Legislation designed to allow homeowners to opt out of a law requiring contractors to take precautions when working on walls painted before 1978 has been reintroduced in Congress.
The proposal would make lead-safe work practices optional in homes where no children or pregnant women live. The EPA in 2010 removed that opt-out provision, which more than doubled the number of homes subject to the Lead: Renovation, Repair and Painting rule.
The regulation also requires remodelers, painters and others who “disturb” walls whose paint might contain lead to take regular training, earn EPA certifications and keep records of the affected jobs.
Builders have argued that sealing off rooms under construction from the rest of the house is time-consuming and expensive.

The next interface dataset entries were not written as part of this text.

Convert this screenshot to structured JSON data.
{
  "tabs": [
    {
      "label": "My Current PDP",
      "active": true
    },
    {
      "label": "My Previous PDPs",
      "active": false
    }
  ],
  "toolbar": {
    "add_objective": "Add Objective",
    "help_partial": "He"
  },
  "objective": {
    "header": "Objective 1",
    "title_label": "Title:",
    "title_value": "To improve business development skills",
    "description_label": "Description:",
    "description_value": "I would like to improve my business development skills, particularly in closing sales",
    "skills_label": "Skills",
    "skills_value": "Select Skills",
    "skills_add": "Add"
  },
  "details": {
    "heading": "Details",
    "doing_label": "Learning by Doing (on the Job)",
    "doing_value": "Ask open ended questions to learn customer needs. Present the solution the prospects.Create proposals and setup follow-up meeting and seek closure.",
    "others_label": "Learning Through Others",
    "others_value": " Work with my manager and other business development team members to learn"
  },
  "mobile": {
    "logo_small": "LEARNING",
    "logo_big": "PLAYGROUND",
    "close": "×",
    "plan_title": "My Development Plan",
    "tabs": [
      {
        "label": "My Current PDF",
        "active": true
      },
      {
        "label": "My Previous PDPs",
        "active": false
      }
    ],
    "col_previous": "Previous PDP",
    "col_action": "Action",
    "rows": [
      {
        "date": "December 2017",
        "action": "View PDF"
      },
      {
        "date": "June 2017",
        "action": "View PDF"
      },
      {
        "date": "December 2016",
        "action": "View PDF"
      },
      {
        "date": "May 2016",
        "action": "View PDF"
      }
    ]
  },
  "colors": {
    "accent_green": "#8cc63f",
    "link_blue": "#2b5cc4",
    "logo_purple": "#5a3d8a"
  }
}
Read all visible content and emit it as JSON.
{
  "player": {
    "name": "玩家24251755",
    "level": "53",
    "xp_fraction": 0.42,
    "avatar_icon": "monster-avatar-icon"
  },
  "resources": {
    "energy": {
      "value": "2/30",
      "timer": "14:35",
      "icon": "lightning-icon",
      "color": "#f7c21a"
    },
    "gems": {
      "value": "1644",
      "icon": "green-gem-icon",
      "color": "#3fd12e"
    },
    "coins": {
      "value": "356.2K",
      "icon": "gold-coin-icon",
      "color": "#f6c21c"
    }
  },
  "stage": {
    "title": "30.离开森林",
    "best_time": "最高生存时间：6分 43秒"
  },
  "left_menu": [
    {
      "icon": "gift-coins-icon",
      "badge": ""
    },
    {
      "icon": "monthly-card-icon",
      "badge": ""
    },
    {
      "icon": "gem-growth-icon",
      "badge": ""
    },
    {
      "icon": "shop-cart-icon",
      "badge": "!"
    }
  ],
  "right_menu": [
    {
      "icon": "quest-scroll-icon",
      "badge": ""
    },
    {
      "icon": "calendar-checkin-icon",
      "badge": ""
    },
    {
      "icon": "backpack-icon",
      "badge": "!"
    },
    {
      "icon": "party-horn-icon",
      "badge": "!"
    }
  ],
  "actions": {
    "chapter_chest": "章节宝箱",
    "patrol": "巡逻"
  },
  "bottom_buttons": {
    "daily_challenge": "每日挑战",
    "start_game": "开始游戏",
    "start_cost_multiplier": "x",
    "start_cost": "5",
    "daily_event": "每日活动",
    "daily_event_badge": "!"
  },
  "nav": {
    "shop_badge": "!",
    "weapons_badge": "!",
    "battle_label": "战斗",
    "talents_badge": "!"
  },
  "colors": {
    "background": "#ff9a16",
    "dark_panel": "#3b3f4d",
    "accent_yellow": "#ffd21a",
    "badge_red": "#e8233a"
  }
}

The National Association of Home Builders estimated that the rule added an estimated $336 million a year in compliance costs to the remodeling industry “without making young children any safer.”